While most visitors to the UK opt to visit London (England’s capital) rather than Edinburgh (Scotland’s Capital), this is most definitely a mistake! After all, there are plenty of fun, cultural and historical things to do in Edinburgh, a city built on the remains of extinct volcanoes- not to mention that a trip here will definitely cost much less than a visit to London!
Head to Edinburgh if you want to follow the Harry Potter trail (JK Rowling lived in the city when she conceived the idea for the Boy Who Lived and as a result, you’ll find plenty of inspiration for the books around the city and beyond), want to visit many museums (Dolly the Sheep is housed in Edinburgh’s National Museum) and want to learn more about Scottish culture, as well as see some incredible castles!
Read more: On the Harry Potter trail in Edinburgh.

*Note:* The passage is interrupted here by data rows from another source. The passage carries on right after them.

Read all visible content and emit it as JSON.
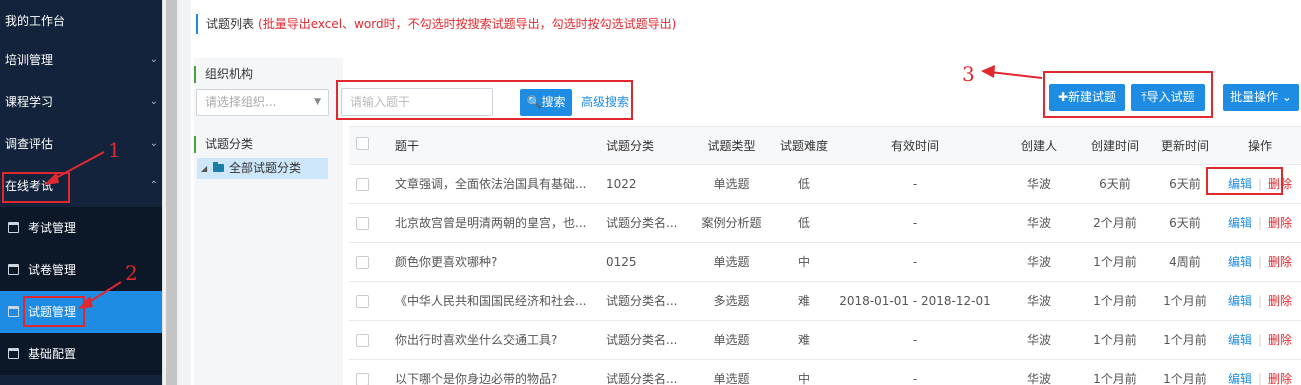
{
  "sidebar": {
    "items": [
      {
        "label": "我的工作台",
        "chevron": ""
      },
      {
        "label": "培训管理",
        "chevron": "⌄"
      },
      {
        "label": "课程学习",
        "chevron": "⌄"
      },
      {
        "label": "调查评估",
        "chevron": "⌄"
      },
      {
        "label": "在线考试",
        "chevron": "⌃"
      }
    ],
    "sub_items": [
      {
        "label": "考试管理",
        "icon": "calendar-icon"
      },
      {
        "label": "试卷管理",
        "icon": "calendar-icon"
      },
      {
        "label": "试题管理",
        "icon": "calendar-icon",
        "active": true
      },
      {
        "label": "基础配置",
        "icon": "calendar-icon"
      }
    ]
  },
  "header": {
    "title": "试题列表",
    "note": "(批量导出excel、word时，不勾选时按搜索试题导出，勾选时按勾选试题导出)"
  },
  "left_panel": {
    "org_heading": "组织机构",
    "org_placeholder": "请选择组织...",
    "category_heading": "试题分类",
    "tree_root": "全部试题分类"
  },
  "search": {
    "placeholder": "请输入题干",
    "button": "🔍搜索",
    "advanced": "高级搜索"
  },
  "toolbar": {
    "new_label": "✚新建试题",
    "import_label": "⤒导入试题",
    "batch_label": "批量操作 ⌄"
  },
  "table": {
    "headers": [
      "题干",
      "试题分类",
      "试题类型",
      "试题难度",
      "有效时间",
      "创建人",
      "创建时间",
      "更新时间",
      "操作"
    ],
    "rows": [
      {
        "stem": "文章强调，全面依法治国具有基础...",
        "category": "1022",
        "type": "单选题",
        "difficulty": "低",
        "valid": "-",
        "creator": "华波",
        "created": "6天前",
        "updated": "6天前"
      },
      {
        "stem": "北京故宫曾是明清两朝的皇宫，也...",
        "category": "试题分类名...",
        "type": "案例分析题",
        "difficulty": "低",
        "valid": "-",
        "creator": "华波",
        "created": "2个月前",
        "updated": "6天前"
      },
      {
        "stem": "颜色你更喜欢哪种?",
        "category": "0125",
        "type": "单选题",
        "difficulty": "中",
        "valid": "-",
        "creator": "华波",
        "created": "1个月前",
        "updated": "4周前"
      },
      {
        "stem": "《中华人民共和国国民经济和社会...",
        "category": "试题分类名...",
        "type": "多选题",
        "difficulty": "难",
        "valid": "2018-01-01 - 2018-12-01",
        "creator": "华波",
        "created": "1个月前",
        "updated": "1个月前"
      },
      {
        "stem": "你出行时喜欢坐什么交通工具?",
        "category": "试题分类名...",
        "type": "单选题",
        "difficulty": "难",
        "valid": "-",
        "creator": "华波",
        "created": "1个月前",
        "updated": "1个月前"
      },
      {
        "stem": "以下哪个是你身边必带的物品?",
        "category": "试题分类名...",
        "type": "单选题",
        "difficulty": "中",
        "valid": "-",
        "creator": "华波",
        "created": "1个月前",
        "updated": "1个月前"
      }
    ],
    "edit_label": "编辑",
    "sep": "|",
    "delete_label": "删除"
  },
  "annotations": {
    "n1": "1",
    "n2": "2",
    "n3": "3"
  },
  "colors": {
    "sidebar_bg": "#13233b",
    "accent": "#1f8ce4",
    "annotation_red": "#e0282f"
  }
}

Hip cool and buzzing, the capital of Romania, Bucharest, is often referred to as ‘little Paris’ and ‘New Berlin’ thanks to its Haussmannian style architecture and Berlinesque nightlife. Head here if you want to experience some culture, learn some history (many of the best museums in all of Romania can be found here) and wander around city where you really have to explore to uncover its hidden gems.

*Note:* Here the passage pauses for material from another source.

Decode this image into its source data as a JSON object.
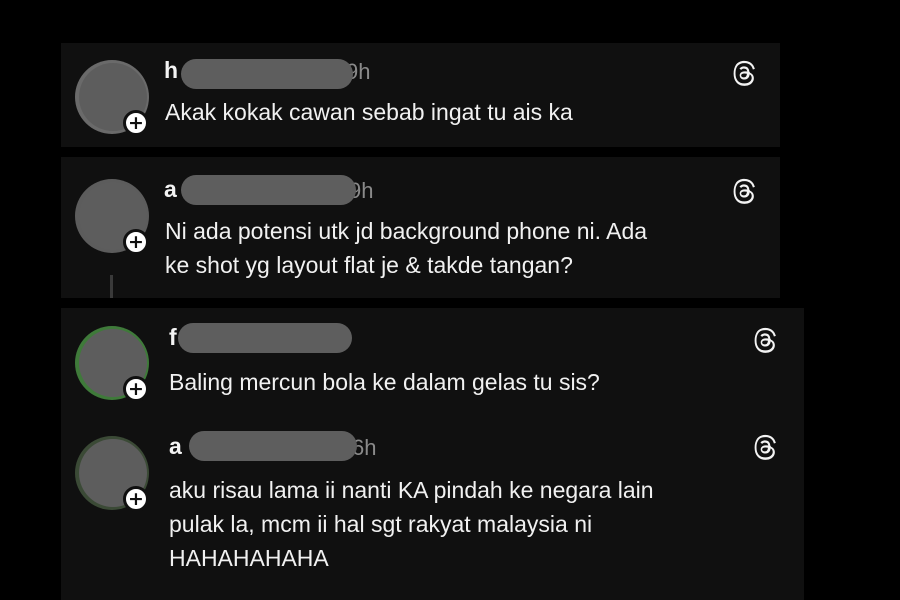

Read more: Best things to do in Bucharest.
Of all the European cities you probably never considered visiting, the tiny city of Wells may well top the list. The ancient city of Wells may be one of the very smallest cities in the United Kingdom (and on this list), but that doesn’t mean it isn’t packed with things to do! Located in the English county of Somerset, on the fringes of the Mendip Hills, head here if you want to see a palace, learn about English ecclesiastical history and experience a UK city with a small town vibe (after all, the population hovers around just 10,000 residents).
Medieval and packed with history, Rouen is the capital of the Normandy region of France. Located on the River Seine, this ancient city is situated just a few hours from the bright lights of Paris, but you would really struggle to find two cities that differ more in l’Hexagon.
Once one of the most influential and wealthiest cities in Europe, wander along its cobbled lanes today, and you’ll find plenty of small museums, the birthplace of Richard the Lionheart, the spot where Joan of Arc was burned at the stake, and one of the best examples of a Gothic Cathedral in all of Europe.
Also known as ‘Luzern’ in German, Lucerne is located in the very heart of Switzerland and is well worth a visit if only to see its fairytale-like architecture and beautiful wooden bridge which finds itself with medieval origins. Lying under a snow-capped mountain, this beautiful town is filled with sweet shops, independent boutiques and comes complete with beautiful Christmas markets and twinkling lights during the festive season.
Read more: How to spend three days in Switzerland.
Trendy, cool and a beautiful blend of modern meets old: Düsseldorf is a city that well and truly surprised me when I was fortunate enough to visit for the first time earlier this year. If you enjoy museums, culture and beer, then head to Düsseldorf, a vibrant city situated along the Rhine. After all, the Altstadt (Old Town) part of the city is often referred to as the ‘longest bar in the world’ thanks to its abundance of cafes, bars and clubs packed into a small space in the very centre of the city.
Read more: A quick guide to Düsseldorf.
Luxembourg City, Luxembourg
The capital of the small European country of Luxembourg, Luxembourg City, is often missed in favour of more popular nearby destinations, making it one of the best underrated cities in Europe to visit this year. Sandwiched between France and Germany, the city is filled with cobbled lanes, medieval history and lots of cute cafés where you can enjoy leisurely coffees.
Read more: How to spend three days in Luxembourg.